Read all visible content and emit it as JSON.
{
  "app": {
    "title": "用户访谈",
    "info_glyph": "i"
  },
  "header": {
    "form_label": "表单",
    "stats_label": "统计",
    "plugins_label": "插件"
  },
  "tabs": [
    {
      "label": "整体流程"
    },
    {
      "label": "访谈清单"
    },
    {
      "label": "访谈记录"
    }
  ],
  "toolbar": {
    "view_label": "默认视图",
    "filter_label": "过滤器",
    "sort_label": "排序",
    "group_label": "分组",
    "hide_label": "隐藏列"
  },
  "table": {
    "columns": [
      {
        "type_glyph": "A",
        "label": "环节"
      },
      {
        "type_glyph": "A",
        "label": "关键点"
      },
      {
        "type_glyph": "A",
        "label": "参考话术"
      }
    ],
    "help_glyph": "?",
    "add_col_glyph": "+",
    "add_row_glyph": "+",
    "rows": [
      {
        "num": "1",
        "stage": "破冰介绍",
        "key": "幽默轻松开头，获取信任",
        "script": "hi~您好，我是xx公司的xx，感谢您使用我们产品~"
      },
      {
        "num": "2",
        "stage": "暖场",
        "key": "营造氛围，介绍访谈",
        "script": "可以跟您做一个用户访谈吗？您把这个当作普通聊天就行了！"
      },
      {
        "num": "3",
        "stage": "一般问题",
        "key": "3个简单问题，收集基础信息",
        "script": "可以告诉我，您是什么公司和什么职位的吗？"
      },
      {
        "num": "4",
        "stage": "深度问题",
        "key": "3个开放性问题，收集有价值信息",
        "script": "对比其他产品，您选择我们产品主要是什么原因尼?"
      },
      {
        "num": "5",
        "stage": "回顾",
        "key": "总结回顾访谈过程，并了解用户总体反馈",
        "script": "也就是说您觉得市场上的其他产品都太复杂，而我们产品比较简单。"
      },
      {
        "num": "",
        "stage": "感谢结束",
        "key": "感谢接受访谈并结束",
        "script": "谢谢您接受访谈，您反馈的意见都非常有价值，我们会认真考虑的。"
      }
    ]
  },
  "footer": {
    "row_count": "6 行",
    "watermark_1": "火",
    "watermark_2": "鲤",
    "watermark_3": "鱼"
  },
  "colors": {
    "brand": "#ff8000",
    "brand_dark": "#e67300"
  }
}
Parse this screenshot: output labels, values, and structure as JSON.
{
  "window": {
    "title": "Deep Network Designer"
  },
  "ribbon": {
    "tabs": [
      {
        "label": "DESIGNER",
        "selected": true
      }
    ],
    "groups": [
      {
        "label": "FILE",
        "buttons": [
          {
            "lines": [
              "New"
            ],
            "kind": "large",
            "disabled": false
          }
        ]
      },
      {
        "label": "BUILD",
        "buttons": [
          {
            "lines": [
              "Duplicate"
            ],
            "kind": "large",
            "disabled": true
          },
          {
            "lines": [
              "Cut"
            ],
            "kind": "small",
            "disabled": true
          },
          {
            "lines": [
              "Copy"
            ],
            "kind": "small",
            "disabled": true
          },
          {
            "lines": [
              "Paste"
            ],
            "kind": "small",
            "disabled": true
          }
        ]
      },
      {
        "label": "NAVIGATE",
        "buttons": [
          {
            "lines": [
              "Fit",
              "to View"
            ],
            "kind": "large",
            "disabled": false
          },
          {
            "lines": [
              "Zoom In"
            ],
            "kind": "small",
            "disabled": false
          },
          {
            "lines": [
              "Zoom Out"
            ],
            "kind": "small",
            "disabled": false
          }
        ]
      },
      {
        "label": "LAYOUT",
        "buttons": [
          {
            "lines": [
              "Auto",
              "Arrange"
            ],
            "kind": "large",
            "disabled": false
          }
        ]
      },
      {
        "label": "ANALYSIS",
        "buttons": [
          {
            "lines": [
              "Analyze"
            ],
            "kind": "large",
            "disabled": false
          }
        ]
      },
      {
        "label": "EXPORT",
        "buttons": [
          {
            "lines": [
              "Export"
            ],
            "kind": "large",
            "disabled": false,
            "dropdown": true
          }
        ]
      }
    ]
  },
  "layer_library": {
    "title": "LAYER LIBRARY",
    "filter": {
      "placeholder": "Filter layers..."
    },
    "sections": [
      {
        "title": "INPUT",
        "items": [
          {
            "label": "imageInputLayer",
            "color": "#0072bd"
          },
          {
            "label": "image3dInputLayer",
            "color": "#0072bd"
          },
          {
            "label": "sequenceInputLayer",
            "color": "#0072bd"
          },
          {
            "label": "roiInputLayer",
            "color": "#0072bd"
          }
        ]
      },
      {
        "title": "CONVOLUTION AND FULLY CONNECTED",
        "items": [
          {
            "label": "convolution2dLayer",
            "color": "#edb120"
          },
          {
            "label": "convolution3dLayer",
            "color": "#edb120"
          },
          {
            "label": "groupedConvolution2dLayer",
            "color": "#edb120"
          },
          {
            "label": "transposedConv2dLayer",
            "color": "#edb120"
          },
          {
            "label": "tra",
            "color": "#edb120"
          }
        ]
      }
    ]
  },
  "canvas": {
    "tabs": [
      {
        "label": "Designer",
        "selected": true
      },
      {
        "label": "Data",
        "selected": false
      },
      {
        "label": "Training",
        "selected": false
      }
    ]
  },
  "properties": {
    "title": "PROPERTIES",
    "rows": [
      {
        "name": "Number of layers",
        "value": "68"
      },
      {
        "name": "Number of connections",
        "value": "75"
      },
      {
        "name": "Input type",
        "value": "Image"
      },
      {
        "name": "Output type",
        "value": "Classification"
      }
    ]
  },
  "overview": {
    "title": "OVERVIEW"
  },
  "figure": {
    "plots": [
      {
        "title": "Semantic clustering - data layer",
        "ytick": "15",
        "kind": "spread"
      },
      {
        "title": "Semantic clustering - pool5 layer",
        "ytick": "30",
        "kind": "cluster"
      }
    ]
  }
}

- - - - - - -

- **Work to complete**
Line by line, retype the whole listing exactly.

- **Solution to this exercise**
Read all visible content and emit it as JSON.
{
  "app": {
    "title": "用户访谈",
    "info_glyph": "i"
  },
  "header": {
    "form_label": "表单",
    "stats_label": "统计",
    "plugins_label": "插件"
  },
  "tabs": [
    {
      "label": "整体流程"
    },
    {
      "label": "访谈清单"
    },
    {
      "label": "访谈记录"
    }
  ],
  "toolbar": {
    "view_label": "默认视图",
    "filter_label": "过滤器",
    "sort_label": "排序",
    "group_label": "分组",
    "hide_label": "隐藏列"
  },
  "table": {
    "columns": [
      {
        "type_glyph": "A",
        "label": "环节"
      },
      {
        "type_glyph": "A",
        "label": "关键点"
      },
      {
        "type_glyph": "A",
        "label": "参考话术"
      }
    ],
    "help_glyph": "?",
    "add_col_glyph": "+",
    "add_row_glyph": "+",
    "rows": [
      {
        "num": "1",
        "stage": "破冰介绍",
        "key": "幽默轻松开头，获取信任",
        "script": "hi~您好，我是xx公司的xx，感谢您使用我们产品~"
      },
      {
        "num": "2",
        "stage": "暖场",
        "key": "营造氛围，介绍访谈",
        "script": "可以跟您做一个用户访谈吗？您把这个当作普通聊天就行了！"
      },
      {
        "num": "3",
        "stage": "一般问题",
        "key": "3个简单问题，收集基础信息",
        "script": "可以告诉我，您是什么公司和什么职位的吗？"
      },
      {
        "num": "4",
        "stage": "深度问题",
        "key": "3个开放性问题，收集有价值信息",
        "script": "对比其他产品，您选择我们产品主要是什么原因尼?"
      },
      {
        "num": "5",
        "stage": "回顾",
        "key": "总结回顾访谈过程，并了解用户总体反馈",
        "script": "也就是说您觉得市场上的其他产品都太复杂，而我们产品比较简单。"
      },
      {
        "num": "",
        "stage": "感谢结束",
        "key": "感谢接受访谈并结束",
        "script": "谢谢您接受访谈，您反馈的意见都非常有价值，我们会认真考虑的。"
      }
    ]
  },
  "footer": {
    "row_count": "6 行",
    "watermark_1": "火",
    "watermark_2": "鲤",
    "watermark_3": "鱼"
  },
  "colors": {
    "brand": "#ff8000",
    "brand_dark": "#e67300"
  }
}
Parse this screenshot: output labels, values, and structure as JSON.
{
  "window": {
    "title": "Deep Network Designer"
  },
  "ribbon": {
    "tabs": [
      {
        "label": "DESIGNER",
        "selected": true
      }
    ],
    "groups": [
      {
        "label": "FILE",
        "buttons": [
          {
            "lines": [
              "New"
            ],
            "kind": "large",
            "disabled": false
          }
        ]
      },
      {
        "label": "BUILD",
        "buttons": [
          {
            "lines": [
              "Duplicate"
            ],
            "kind": "large",
            "disabled": true
          },
          {
            "lines": [
              "Cut"
            ],
            "kind": "small",
            "disabled": true
          },
          {
            "lines": [
              "Copy"
            ],
            "kind": "small",
            "disabled": true
          },
          {
            "lines": [
              "Paste"
            ],
            "kind": "small",
            "disabled": true
          }
        ]
      },
      {
        "label": "NAVIGATE",
        "buttons": [
          {
            "lines": [
              "Fit",
              "to View"
            ],
            "kind": "large",
            "disabled": false
          },
          {
            "lines": [
              "Zoom In"
            ],
            "kind": "small",
            "disabled": false
          },
          {
            "lines": [
              "Zoom Out"
            ],
            "kind": "small",
            "disabled": false
          }
        ]
      },
      {
        "label": "LAYOUT",
        "buttons": [
          {
            "lines": [
              "Auto",
              "Arrange"
            ],
            "kind": "large",
            "disabled": false
          }
        ]
      },
      {
        "label": "ANALYSIS",
        "buttons": [
          {
            "lines": [
              "Analyze"
            ],
            "kind": "large",
            "disabled": false
          }
        ]
      },
      {
        "label": "EXPORT",
        "buttons": [
          {
            "lines": [
              "Export"
            ],
            "kind": "large",
            "disabled": false,
            "dropdown": true
          }
        ]
      }
    ]
  },
  "layer_library": {
    "title": "LAYER LIBRARY",
    "filter": {
      "placeholder": "Filter layers..."
    },
    "sections": [
      {
        "title": "INPUT",
        "items": [
          {
            "label": "imageInputLayer",
            "color": "#0072bd"
          },
          {
            "label": "image3dInputLayer",
            "color": "#0072bd"
          },
          {
            "label": "sequenceInputLayer",
            "color": "#0072bd"
          },
          {
            "label": "roiInputLayer",
            "color": "#0072bd"
          }
        ]
      },
      {
        "title": "CONVOLUTION AND FULLY CONNECTED",
        "items": [
          {
            "label": "convolution2dLayer",
            "color": "#edb120"
          },
          {
            "label": "convolution3dLayer",
            "color": "#edb120"
          },
          {
            "label": "groupedConvolution2dLayer",
            "color": "#edb120"
          },
          {
            "label": "transposedConv2dLayer",
            "color": "#edb120"
          },
          {
            "label": "tra",
            "color": "#edb120"
          }
        ]
      }
    ]
  },
  "canvas": {
    "tabs": [
      {
        "label": "Designer",
        "selected": true
      },
      {
        "label": "Data",
        "selected": false
      },
      {
        "label": "Training",
        "selected": false
      }
    ]
  },
  "properties": {
    "title": "PROPERTIES",
    "rows": [
      {
        "name": "Number of layers",
        "value": "68"
      },
      {
        "name": "Number of connections",
        "value": "75"
      },
      {
        "name": "Input type",
        "value": "Image"
      },
      {
        "name": "Output type",
        "value": "Classification"
      }
    ]
  },
  "overview": {
    "title": "OVERVIEW"
  },
  "figure": {
    "plots": [
      {
        "title": "Semantic clustering - data layer",
        "ytick": "15",
        "kind": "spread"
      },
      {
        "title": "Semantic clustering - pool5 layer",
        "ytick": "30",
        "kind": "cluster"
      }
    ]
  }
}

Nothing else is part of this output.